Golden Dawn is expected to do well amid a wave of anger over economic austerity – the price Greeks have paid for bailouts totalling €240 billion (£195bn) from the European Union and International Monetary Fund to save the country from a debt crisis.
It is running between third and fifth in opinion polls, and a strong showing would pose a challenge to the fragile coalition government.
The party sports a swastika-like symbol and its members have been seen giving Nazi-style salutes. Golden Dawn, which rejects the label neo-Nazi, entered parliament for the first time in 2012, tapping into resentment over illegal immigrants and mass unemployment. The jobless rate in Greece still stands at nearly 28 per cent.
The investigation into Golden Dawn was triggered by the arrest in September of a party supporter who confessed to the fatal stabbing of an anti-fascist Greek musician.
Golden Dawn leader Nikolaos Michaloliakos is one of six party MPs in jail pending trial. Their arrests followed the killing of the musician.
Two men suspected of links with Golden Dawn have been jailed for life in Greece over the fatal stabbing of a Pakistani immigrant last year.
None of the party’s 18 MPs is on the election list for the European polls on 25 May. Its candidates include two retired senior army officers.
Party spokesman Ilias Kasidiaris, who is running for Athens mayor, is free on bail pending trial on charges of participating in a criminal group.

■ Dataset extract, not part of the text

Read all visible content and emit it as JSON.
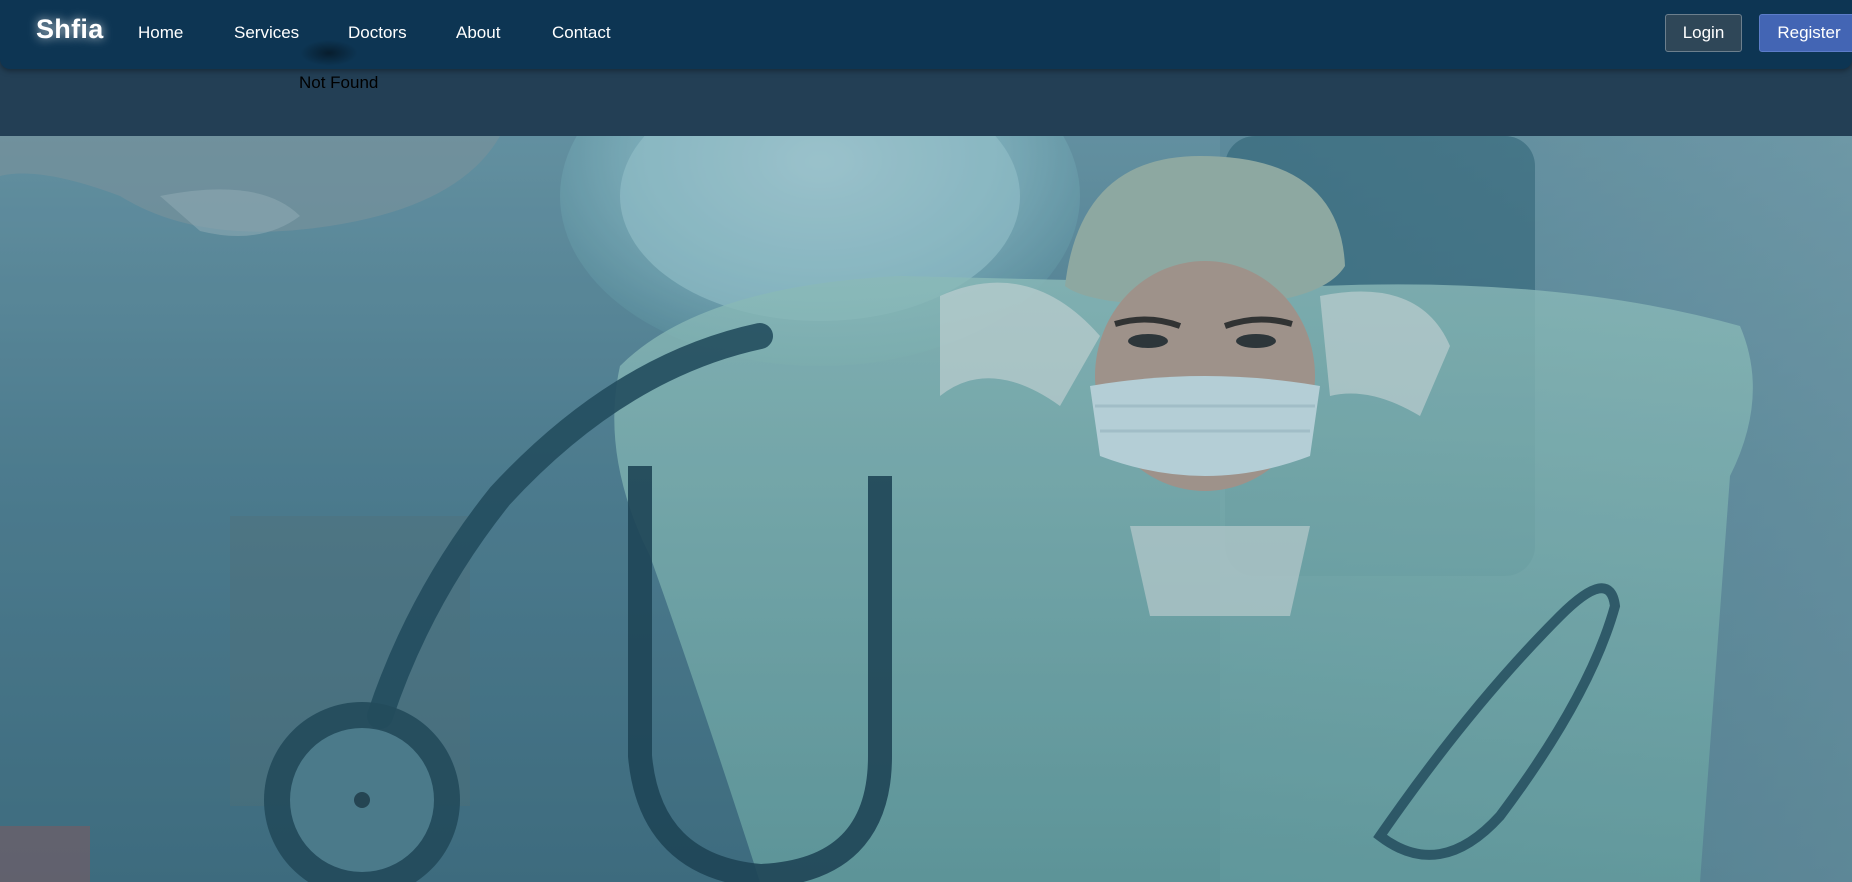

The government has resisted calls to ban Golden Dawn outright, which would require a constitutional amendment.
Having lived through decades of authoritarian government after the Second World War, including a seven-year military dictatorship, Greece now bars only convicted criminals from contesting elections.

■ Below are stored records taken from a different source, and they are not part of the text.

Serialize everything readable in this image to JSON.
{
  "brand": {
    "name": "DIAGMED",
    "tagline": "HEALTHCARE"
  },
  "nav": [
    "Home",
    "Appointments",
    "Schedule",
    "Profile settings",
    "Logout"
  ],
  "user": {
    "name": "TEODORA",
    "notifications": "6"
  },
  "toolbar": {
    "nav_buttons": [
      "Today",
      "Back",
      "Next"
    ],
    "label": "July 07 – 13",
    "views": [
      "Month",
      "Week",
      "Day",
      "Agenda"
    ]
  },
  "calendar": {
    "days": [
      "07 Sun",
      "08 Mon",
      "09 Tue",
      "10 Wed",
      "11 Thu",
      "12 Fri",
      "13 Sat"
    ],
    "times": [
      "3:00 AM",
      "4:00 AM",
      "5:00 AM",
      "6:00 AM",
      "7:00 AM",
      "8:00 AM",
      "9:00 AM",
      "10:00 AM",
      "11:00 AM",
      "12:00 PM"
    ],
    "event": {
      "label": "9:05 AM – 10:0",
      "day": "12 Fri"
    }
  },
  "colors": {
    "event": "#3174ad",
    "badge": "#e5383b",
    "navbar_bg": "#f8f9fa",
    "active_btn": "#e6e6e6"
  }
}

Last year, most of the 154 recorded racist attacks in Greece were attributed to Golden Dawn members, as were most of the 104 so far this year. Many describe Golden Dawn as “neo-Nazi” but the party insists it does not embrace Nazi ideology.
Swedish premier Fredrik Reinfeldt warned last week that Europe’s failure to deliver economic growth and jobs had frayed public trust in democracy and fostered a nationalist climate that could reward anti- immigration, Eurosceptic parties in the EU elections.
He told how he also saw nationalism shaping Russia’s actions in Ukraine, which he said was creating “instability”.
Citizens in the 28 EU countries will vote for 751 members of the European Parliament. Opinion polls suggest an influx of between 150 to 200 Eurosceptic politicians bent on reversing decades of EU integration.
Parties campaigning to limit immigration are expected to do well in a number of countries, including Britain, France and Hungary.
According to a profile of Golden Dawn in Greece’s centre-left daily Ta Nea, Mr Michaloliakos organised the party “along military lines, with him as leader, as the supreme authority”.
He is said to have taken his inspiration from leaders of the 1967-74 Greek junta, whom he reportedly met while serving prison sentences in the 1970s for paramilitary activities.
Golden Dawn may officially deny being neo-Nazi, but its badge resembles a swastika and some of its senior members have praised Adolf Hitler. Mr Michaloliakos himself has denied the existence of gas chambers and crematoria at the site of the Auschwitz death camp.
The party’s political breakthrough came when Mr Michaloliakos won a seat on Athens city council in 2010.
It fought the 2012 general elections on a twin platform, opposing immigration and condemning the bailouts.
As far back as the 1990s, Golden Dawn members were suspected of street attacks on foreigners, according to a profile in another Greek newspaper, Kathimerini.